The characteristics of the style, the history and ingredients of Blanche beers

Over time, the extremely rich beer landscape of Belgium has blessed us with many different beer styles with unique features and peculiarities. One of the most distinctive ones is certainly Blanche beer (Witbier in Flemish). Its characteristics, taste and history make it one of the most interesting beer styles of all. Blanche beers might be considered the wheat beers of Belgium, even if such a definition would be too simplistic.


The ingredients

When a beer looks “white", we can be reasonably sure that we are in the presence of wheat. Indeed, this cereal is one of the most important ingredients of Blanche beers. According to the classic recipe, Witbier contains a large percentage of wheat (about 30-40%, but it can be even higher), traditionally used in its non-malted form. This last aspect is extremely important, as it is one of the peculiarities that distinguishes Blanche from Weizen beers - the historical German wheat beers.

Wheat, however, is not the only typical ingredient of Blanche beers. By definition, they are flavored with spices. Usually two traditional ingredients are used: coriander and bitter orange zest. The style allows master brewers to deviate from the traditional recipe and add further spices, replace or integrate the bitter orange zest with other fruits - sweet oranges, or local citrus fruits, as is often the case for Italian Blanche beers - or use other cereals in addition to barley malt and wheat (mainly rye and spelt).


Blanche beers are the typical summer beers in Belgium. They are relatively light (4.5%-5.5%) and very refreshing, aromatic, easy to drink, as well as rather complex. The aromatic profile is obviously dominated by the special ingredients of the recipe: bold notes of spices and citrus fruits, as well as the rustic character of the cereals.
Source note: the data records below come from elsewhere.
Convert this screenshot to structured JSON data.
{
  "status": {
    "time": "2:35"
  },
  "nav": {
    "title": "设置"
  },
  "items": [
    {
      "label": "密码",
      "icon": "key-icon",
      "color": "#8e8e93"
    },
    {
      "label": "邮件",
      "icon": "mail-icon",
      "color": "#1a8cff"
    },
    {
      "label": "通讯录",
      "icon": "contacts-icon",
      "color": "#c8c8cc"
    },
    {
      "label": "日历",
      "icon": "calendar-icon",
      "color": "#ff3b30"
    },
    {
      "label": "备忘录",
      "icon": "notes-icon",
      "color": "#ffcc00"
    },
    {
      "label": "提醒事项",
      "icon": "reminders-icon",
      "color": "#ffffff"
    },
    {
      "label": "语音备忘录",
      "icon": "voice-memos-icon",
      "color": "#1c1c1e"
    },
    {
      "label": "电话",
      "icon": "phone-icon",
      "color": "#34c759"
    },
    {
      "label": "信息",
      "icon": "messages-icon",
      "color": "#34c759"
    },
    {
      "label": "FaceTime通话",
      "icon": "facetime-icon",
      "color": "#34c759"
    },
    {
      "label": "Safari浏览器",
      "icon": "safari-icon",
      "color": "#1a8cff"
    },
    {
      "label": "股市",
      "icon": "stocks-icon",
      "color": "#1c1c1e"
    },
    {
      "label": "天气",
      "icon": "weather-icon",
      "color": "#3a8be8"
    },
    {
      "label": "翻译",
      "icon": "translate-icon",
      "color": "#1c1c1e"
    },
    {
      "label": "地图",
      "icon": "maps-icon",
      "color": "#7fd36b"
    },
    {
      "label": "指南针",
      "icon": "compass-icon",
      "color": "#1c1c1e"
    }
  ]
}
They are rather watery with a light body; the taste is generally sweet, but the acidic finish creates a good balance and emphasizes their thirst quenching nature. The color is light, the head is white and abundant. They are usually hazy, due to the suspended proteins of wheat.

The history

Blanche beers have been around for at least 400 years. For a long time, they were widely available in the region of East Brabantian, however they were on the verge of extinction in the 1950’s. The unstoppable rise of industrial lagers - helped by the globalization and standardization of the beer market - caused the extinction of many traditional beer styles. Blanche beers were also endangered by this trend. The last producer or Witbier officially closed in 1955, thus dooming the style to extinction.

But what happened next is one of most beautiful stories in the history of our beloved drink. Pierre Celis was a milkman who had worked as an apprentice for Louis Tomsin, the last master brewer to keep the secret of Blanche beer. Ten years later, Celis decided to open his own brewery and bring the historical style back to life: he called his beer Hoegaarden (the name of the village where his business was located) and launched it on the market with passion and courage. His choice paid back: Hoegaarden was extraordinarily successful and motivated breweries all over the world to resume the production of this style.

Unfortunately, in the mid 1980’s the brewery caught fire and Pierre, who did not have an insurance, was forced to sell his brand to the multinational Interbrew (now called AB Inbev). He later opened another brewery in the United States (in Austin, Texas), and entrusted it to his daughter Christine. The business, however, was not successful and - in order to find some relief from the economic burden - he signed an agreement with Miller, which purchased the company in 2000 - and closed it the following year. Today, Pierre Celis is rightly considered as one of the most important and admirable figures in the history of beer. He passed away in 2011 aged 86.


Despite their troubled history, Blanche beers are now alive and kicking and are produced by many breweries all over the world. They are certainly one of the most peculiar and intriguing beer styles around and perfectly represent the rules of the Belgian beer culture. They are the expression of an ancient way of making beer, as well as a versatile style with very modern characteristics.